--- Material for this task Enclosed Below ---
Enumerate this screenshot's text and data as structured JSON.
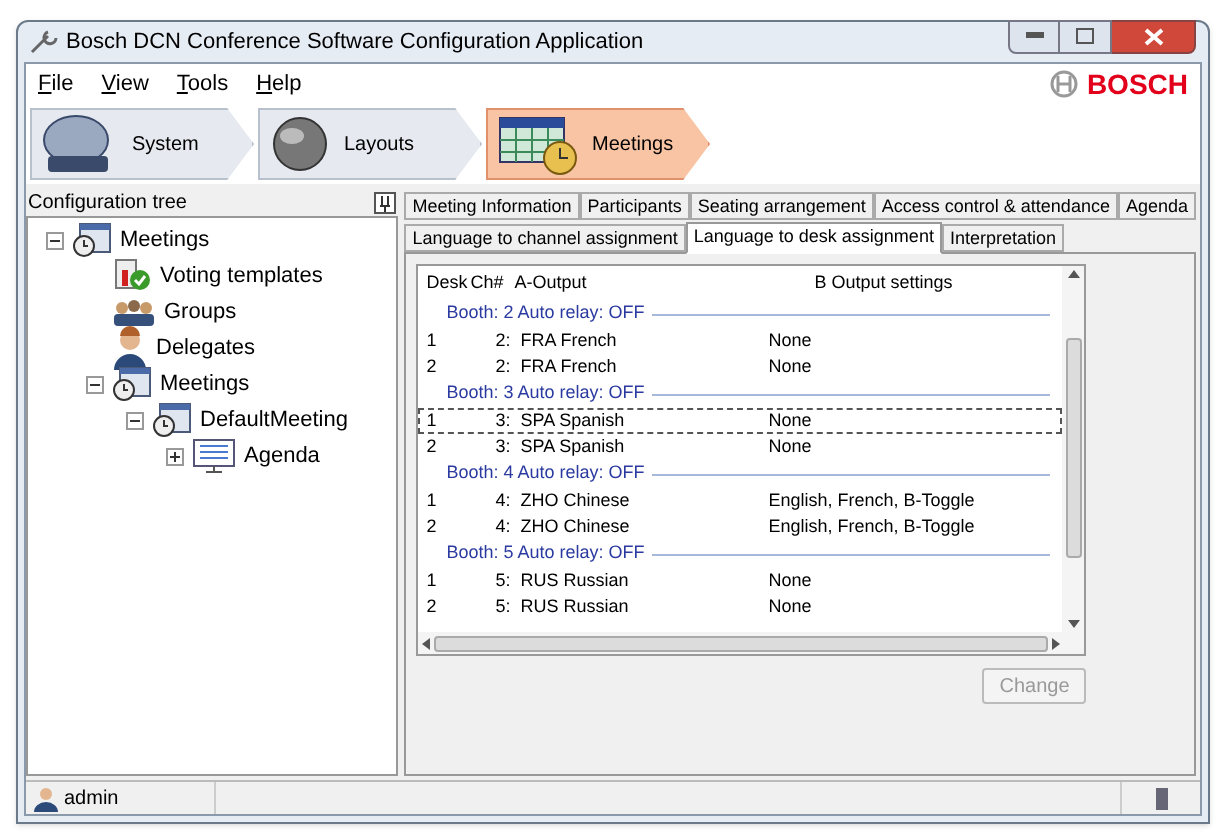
{
  "window": {
    "title": "Bosch DCN Conference Software Configuration Application",
    "brand": "BOSCH"
  },
  "menu": [
    "File",
    "View",
    "Tools",
    "Help"
  ],
  "nav": [
    {
      "label": "System",
      "selected": false,
      "kind": "system"
    },
    {
      "label": "Layouts",
      "selected": false,
      "kind": "layouts"
    },
    {
      "label": "Meetings",
      "selected": true,
      "kind": "meetings"
    }
  ],
  "tree": {
    "title": "Configuration tree",
    "items": [
      {
        "label": "Meetings",
        "kind": "meetings",
        "expanded": true,
        "children": [
          {
            "label": "Voting templates",
            "kind": "voting"
          },
          {
            "label": "Groups",
            "kind": "groups"
          },
          {
            "label": "Delegates",
            "kind": "person"
          },
          {
            "label": "Meetings",
            "kind": "meetings",
            "expanded": true,
            "children": [
              {
                "label": "DefaultMeeting",
                "kind": "meeting",
                "expanded": true,
                "children": [
                  {
                    "label": "Agenda",
                    "kind": "agenda",
                    "expanded": false
                  }
                ]
              }
            ]
          }
        ]
      }
    ]
  },
  "tabs_row_1": [
    {
      "label": "Meeting Information",
      "selected": false
    },
    {
      "label": "Participants",
      "selected": false
    },
    {
      "label": "Seating arrangement",
      "selected": false
    },
    {
      "label": "Access control & attendance",
      "selected": false
    },
    {
      "label": "Agenda",
      "selected": false
    }
  ],
  "tabs_row_2": [
    {
      "label": "Language to channel assignment",
      "selected": false
    },
    {
      "label": "Language to desk assignment",
      "selected": true
    },
    {
      "label": "Interpretation",
      "selected": false
    }
  ],
  "table": {
    "columns": [
      "Desk",
      "Ch#",
      "A-Output",
      "B Output settings"
    ],
    "groups": [
      {
        "title": "Booth: 2 Auto relay: OFF",
        "rows": [
          {
            "desk": "1",
            "ch": "2:",
            "a_output": "FRA French",
            "b_output": "None",
            "selected": false
          },
          {
            "desk": "2",
            "ch": "2:",
            "a_output": "FRA French",
            "b_output": "None",
            "selected": false
          }
        ]
      },
      {
        "title": "Booth: 3 Auto relay: OFF",
        "rows": [
          {
            "desk": "1",
            "ch": "3:",
            "a_output": "SPA Spanish",
            "b_output": "None",
            "selected": true
          },
          {
            "desk": "2",
            "ch": "3:",
            "a_output": "SPA Spanish",
            "b_output": "None",
            "selected": false
          }
        ]
      },
      {
        "title": "Booth: 4 Auto relay: OFF",
        "rows": [
          {
            "desk": "1",
            "ch": "4:",
            "a_output": "ZHO Chinese",
            "b_output": "English, French, B-Toggle",
            "selected": false
          },
          {
            "desk": "2",
            "ch": "4:",
            "a_output": "ZHO Chinese",
            "b_output": "English, French, B-Toggle",
            "selected": false
          }
        ]
      },
      {
        "title": "Booth: 5 Auto relay: OFF",
        "rows": [
          {
            "desk": "1",
            "ch": "5:",
            "a_output": "RUS Russian",
            "b_output": "None",
            "selected": false
          },
          {
            "desk": "2",
            "ch": "5:",
            "a_output": "RUS Russian",
            "b_output": "None",
            "selected": false
          }
        ]
      }
    ]
  },
  "change_button": {
    "label": "Change",
    "disabled": true
  },
  "status_bar": {
    "user": "admin"
  }
}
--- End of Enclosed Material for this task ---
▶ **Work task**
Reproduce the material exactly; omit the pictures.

▶ **Response to the exercise**
Enumerate this screenshot's text and data as structured JSON.
{
  "window": {
    "title": "Bosch DCN Conference Software Configuration Application",
    "brand": "BOSCH"
  },
  "menu": [
    "File",
    "View",
    "Tools",
    "Help"
  ],
  "nav": [
    {
      "label": "System",
      "selected": false,
      "kind": "system"
    },
    {
      "label": "Layouts",
      "selected": false,
      "kind": "layouts"
    },
    {
      "label": "Meetings",
      "selected": true,
      "kind": "meetings"
    }
  ],
  "tree": {
    "title": "Configuration tree",
    "items": [
      {
        "label": "Meetings",
        "kind": "meetings",
        "expanded": true,
        "children": [
          {
            "label": "Voting templates",
            "kind": "voting"
          },
          {
            "label": "Groups",
            "kind": "groups"
          },
          {
            "label": "Delegates",
            "kind": "person"
          },
          {
            "label": "Meetings",
            "kind": "meetings",
            "expanded": true,
            "children": [
              {
                "label": "DefaultMeeting",
                "kind": "meeting",
                "expanded": true,
                "children": [
                  {
                    "label": "Agenda",
                    "kind": "agenda",
                    "expanded": false
                  }
                ]
              }
            ]
          }
        ]
      }
    ]
  },
  "tabs_row_1": [
    {
      "label": "Meeting Information",
      "selected": false
    },
    {
      "label": "Participants",
      "selected": false
    },
    {
      "label": "Seating arrangement",
      "selected": false
    },
    {
      "label": "Access control & attendance",
      "selected": false
    },
    {
      "label": "Agenda",
      "selected": false
    }
  ],
  "tabs_row_2": [
    {
      "label": "Language to channel assignment",
      "selected": false
    },
    {
      "label": "Language to desk assignment",
      "selected": true
    },
    {
      "label": "Interpretation",
      "selected": false
    }
  ],
  "table": {
    "columns": [
      "Desk",
      "Ch#",
      "A-Output",
      "B Output settings"
    ],
    "groups": [
      {
        "title": "Booth: 2 Auto relay: OFF",
        "rows": [
          {
            "desk": "1",
            "ch": "2:",
            "a_output": "FRA French",
            "b_output": "None",
            "selected": false
          },
          {
            "desk": "2",
            "ch": "2:",
            "a_output": "FRA French",
            "b_output": "None",
            "selected": false
          }
        ]
      },
      {
        "title": "Booth: 3 Auto relay: OFF",
        "rows": [
          {
            "desk": "1",
            "ch": "3:",
            "a_output": "SPA Spanish",
            "b_output": "None",
            "selected": true
          },
          {
            "desk": "2",
            "ch": "3:",
            "a_output": "SPA Spanish",
            "b_output": "None",
            "selected": false
          }
        ]
      },
      {
        "title": "Booth: 4 Auto relay: OFF",
        "rows": [
          {
            "desk": "1",
            "ch": "4:",
            "a_output": "ZHO Chinese",
            "b_output": "English, French, B-Toggle",
            "selected": false
          },
          {
            "desk": "2",
            "ch": "4:",
            "a_output": "ZHO Chinese",
            "b_output": "English, French, B-Toggle",
            "selected": false
          }
        ]
      },
      {
        "title": "Booth: 5 Auto relay: OFF",
        "rows": [
          {
            "desk": "1",
            "ch": "5:",
            "a_output": "RUS Russian",
            "b_output": "None",
            "selected": false
          },
          {
            "desk": "2",
            "ch": "5:",
            "a_output": "RUS Russian",
            "b_output": "None",
            "selected": false
          }
        ]
      }
    ]
  },
  "change_button": {
    "label": "Change",
    "disabled": true
  },
  "status_bar": {
    "user": "admin"
  }
}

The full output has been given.